A group of Sudanese youths rapping in the streets of Khartoum.
Under longtime ruler Omar al-Bashir, Sudan's rap industry was cautious; be too critical of the government and you may fall prey to the attentions of the security services.
But since Bashir's ouster in April 2019, artists like Ahmed Mahdy are taking advantage of looser restrictions to give voice to their grievances.
"We always write about our reality. For example, you see something happening to a homeless child in the street, so you'll reflect that in your music. You walk past the Nile and witness the flooding, and the problems our people face that you then try to tell using simple words, simple phrases that can resonate with everyone, reaching the Sudanese in Khartoum to the Sudanese living abroad."
His group is called Ijraat, or "procedures".
What they're trying to do is better reflect issues they still see plaguing Sudan.
The country is in the grip of a deep economic crisis and is making a shaky transition to democracy.
"Procedures" criticizes the police, complains of economic conditions and references burning tires in anti-government protests.
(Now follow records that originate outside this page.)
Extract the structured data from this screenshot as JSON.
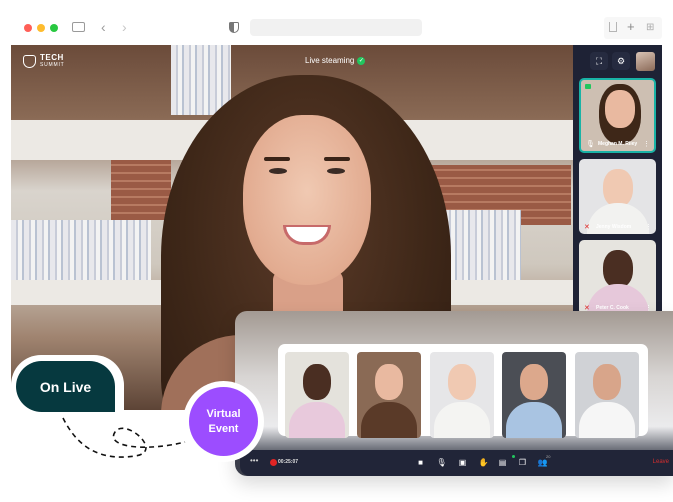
{
  "browser": {
    "traffic_lights": [
      "#ff5f57",
      "#febc2e",
      "#28c840"
    ],
    "icons": [
      "sidebar-toggle",
      "back",
      "forward",
      "privacy-shield",
      "share",
      "new-tab",
      "tab-overview"
    ]
  },
  "stream": {
    "brand_line1": "TECH",
    "brand_line2": "SUMMIT",
    "status": "Live steaming",
    "status_icon": "verified-check"
  },
  "sidebar": {
    "buttons": [
      "fullscreen",
      "settings"
    ],
    "participants": [
      {
        "name": "Meghan M. Riley",
        "mic": "on",
        "active": true
      },
      {
        "name": "Jenny Wisdom",
        "mic": "muted",
        "active": false
      },
      {
        "name": "Peter C. Cook",
        "mic": "muted",
        "active": false
      }
    ]
  },
  "gallery": {
    "count": 5
  },
  "controls": {
    "more": "•••",
    "timer": "00:25:07",
    "buttons": [
      "camera",
      "microphone",
      "screen-share",
      "raise-hand",
      "chat",
      "copy",
      "participants"
    ],
    "participants_badge": "20",
    "leave": "Leave"
  },
  "badges": {
    "on_live": "On Live",
    "virtual_event": "Virtual Event"
  },
  "colors": {
    "accent_teal": "#19b3a6",
    "on_live_bg": "#06393f",
    "virtual_bg": "#9c4dff",
    "dark_panel": "#1e2235",
    "live_green": "#22c55e",
    "leave_red": "#d42e2e"
  }
}
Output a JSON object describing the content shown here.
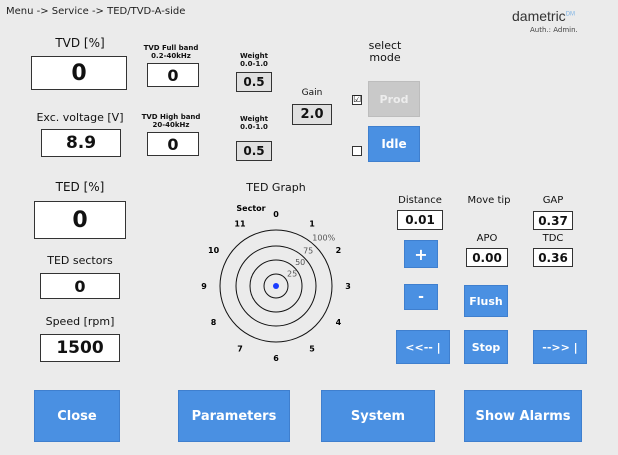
{
  "breadcrumb": "Menu -> Service -> TED/TVD-A-side",
  "brand": {
    "name": "dametric",
    "mark": "DM",
    "auth": "Auth.: Admin."
  },
  "tvd": {
    "label": "TVD [%]",
    "value": "0"
  },
  "exc": {
    "label": "Exc. voltage [V]",
    "value": "8.9"
  },
  "tvd_full": {
    "label_1": "TVD Full band",
    "label_2": "0.2-40kHz",
    "value": "0"
  },
  "tvd_high": {
    "label_1": "TVD High band",
    "label_2": "20-40kHz",
    "value": "0"
  },
  "weight_1": {
    "label_1": "Weight",
    "label_2": "0.0-1.0",
    "value": "0.5"
  },
  "weight_2": {
    "label_1": "Weight",
    "label_2": "0.0-1.0",
    "value": "0.5"
  },
  "gain": {
    "label": "Gain",
    "value": "2.0"
  },
  "mode": {
    "label_1": "select",
    "label_2": "mode",
    "prod_label": "Prod",
    "idle_label": "Idle",
    "prod_checked": true,
    "idle_checked": false,
    "check_glyph": "☑"
  },
  "ted": {
    "label": "TED [%]",
    "value": "0"
  },
  "ted_sectors": {
    "label": "TED sectors",
    "value": "0"
  },
  "speed": {
    "label": "Speed [rpm]",
    "value": "1500"
  },
  "graph": {
    "title": "TED Graph",
    "sector_label": "Sector",
    "sectors": [
      "0",
      "1",
      "2",
      "3",
      "4",
      "5",
      "6",
      "7",
      "8",
      "9",
      "10",
      "11"
    ],
    "rings": [
      "25",
      "50",
      "75",
      "100%"
    ],
    "point_value": 0
  },
  "distance": {
    "label": "Distance",
    "value": "0.01"
  },
  "move_tip": {
    "label": "Move tip"
  },
  "gap": {
    "label": "GAP",
    "value": "0.37"
  },
  "apo": {
    "label": "APO",
    "value": "0.00"
  },
  "tdc": {
    "label": "TDC",
    "value": "0.36"
  },
  "buttons": {
    "plus": "+",
    "minus": "-",
    "flush": "Flush",
    "back": "<<-- |",
    "stop": "Stop",
    "fwd": "-->> |"
  },
  "bottom": {
    "close": "Close",
    "parameters": "Parameters",
    "system": "System",
    "alarms": "Show Alarms"
  },
  "colors": {
    "button_blue": "#4a90e2",
    "disabled": "#c9c9c9",
    "point": "#1a3cff"
  }
}
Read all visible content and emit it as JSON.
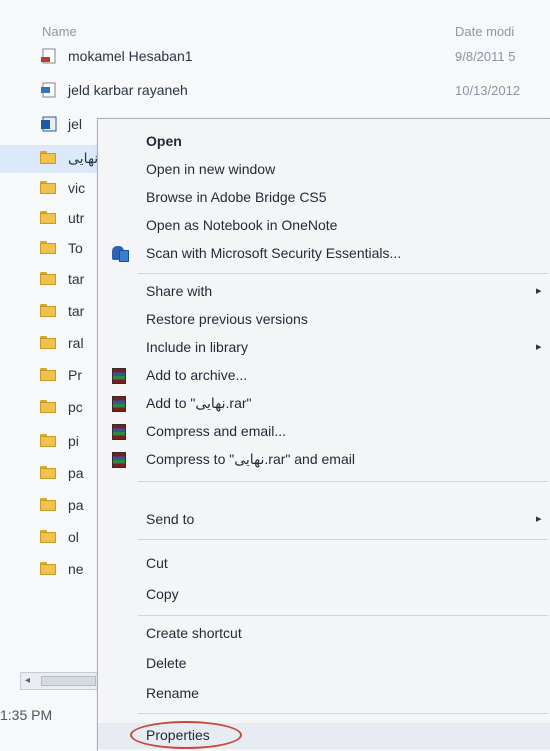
{
  "header": {
    "name_col": "Name",
    "date_col": "Date modi"
  },
  "files": [
    {
      "name": "mokamel Hesaban1",
      "date": "9/8/2011 5",
      "icon": "file-icon"
    },
    {
      "name": "jeld karbar rayaneh",
      "date": "10/13/2012",
      "icon": "file-icon"
    },
    {
      "name": "jel",
      "date": "",
      "icon": "publisher-file-icon"
    },
    {
      "name": "نهایی",
      "date": "",
      "icon": "folder-icon"
    },
    {
      "name": "vic",
      "date": "",
      "icon": "folder-icon"
    },
    {
      "name": "utr",
      "date": "",
      "icon": "folder-icon"
    },
    {
      "name": "To",
      "date": "",
      "icon": "folder-icon"
    },
    {
      "name": "tar",
      "date": "",
      "icon": "folder-icon"
    },
    {
      "name": "tar",
      "date": "",
      "icon": "folder-icon"
    },
    {
      "name": "ral",
      "date": "",
      "icon": "folder-icon"
    },
    {
      "name": "Pr",
      "date": "",
      "icon": "folder-icon"
    },
    {
      "name": "pc",
      "date": "",
      "icon": "folder-icon"
    },
    {
      "name": "pi",
      "date": "",
      "icon": "folder-icon"
    },
    {
      "name": "pa",
      "date": "",
      "icon": "folder-icon"
    },
    {
      "name": "pa",
      "date": "",
      "icon": "folder-icon"
    },
    {
      "name": "ol",
      "date": "",
      "icon": "folder-icon"
    },
    {
      "name": "ne",
      "date": "",
      "icon": "folder-icon"
    }
  ],
  "status": {
    "time": "1:35 PM"
  },
  "menu": {
    "open": "Open",
    "open_new_window": "Open in new window",
    "browse_bridge": "Browse in Adobe Bridge CS5",
    "open_onenote": "Open as Notebook in OneNote",
    "scan_security": "Scan with Microsoft Security Essentials...",
    "share_with": "Share with",
    "restore_versions": "Restore previous versions",
    "include_library": "Include in library",
    "add_archive": "Add to archive...",
    "add_to_rar": "Add to \"نهایی.rar\"",
    "compress_email": "Compress and email...",
    "compress_rar_email": "Compress to \"نهایی.rar\" and email",
    "send_to": "Send to",
    "cut": "Cut",
    "copy": "Copy",
    "create_shortcut": "Create shortcut",
    "delete": "Delete",
    "rename": "Rename",
    "properties": "Properties",
    "submenu_arrow": "▸"
  },
  "colors": {
    "highlight_oval": "#c44a3a",
    "folder": "#f0c14b",
    "selection": "#dbe9fb"
  }
}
Mahdy says the music is always about the dreams of the youth.
"Why the youth? Because we want to reach a certain point of awareness, we want our society to develop, a society that currently rejects us and whose mass media also rejects us. However, we have faith that when we supply our own generation with songs and issues in the form of music and art, these youth will be able to reach heights with any issue, no matter how complex or difficult it may be."
But though music played a central role in the uprising against Bashir, Mahdy says many still reject rap as foreign or immoral.
Sudanese society was, under Bashir, governed by restrictive laws imposing conservative Islamic social codes.
But today "Procedures" sometimes references alcohol and drugs, and uses explicit language.
Not everyone approves.
Nevertheless, rap's popularity is growing.
Large shows have become more common, with artists performing for thousands in venues previously occupied by more traditional singers.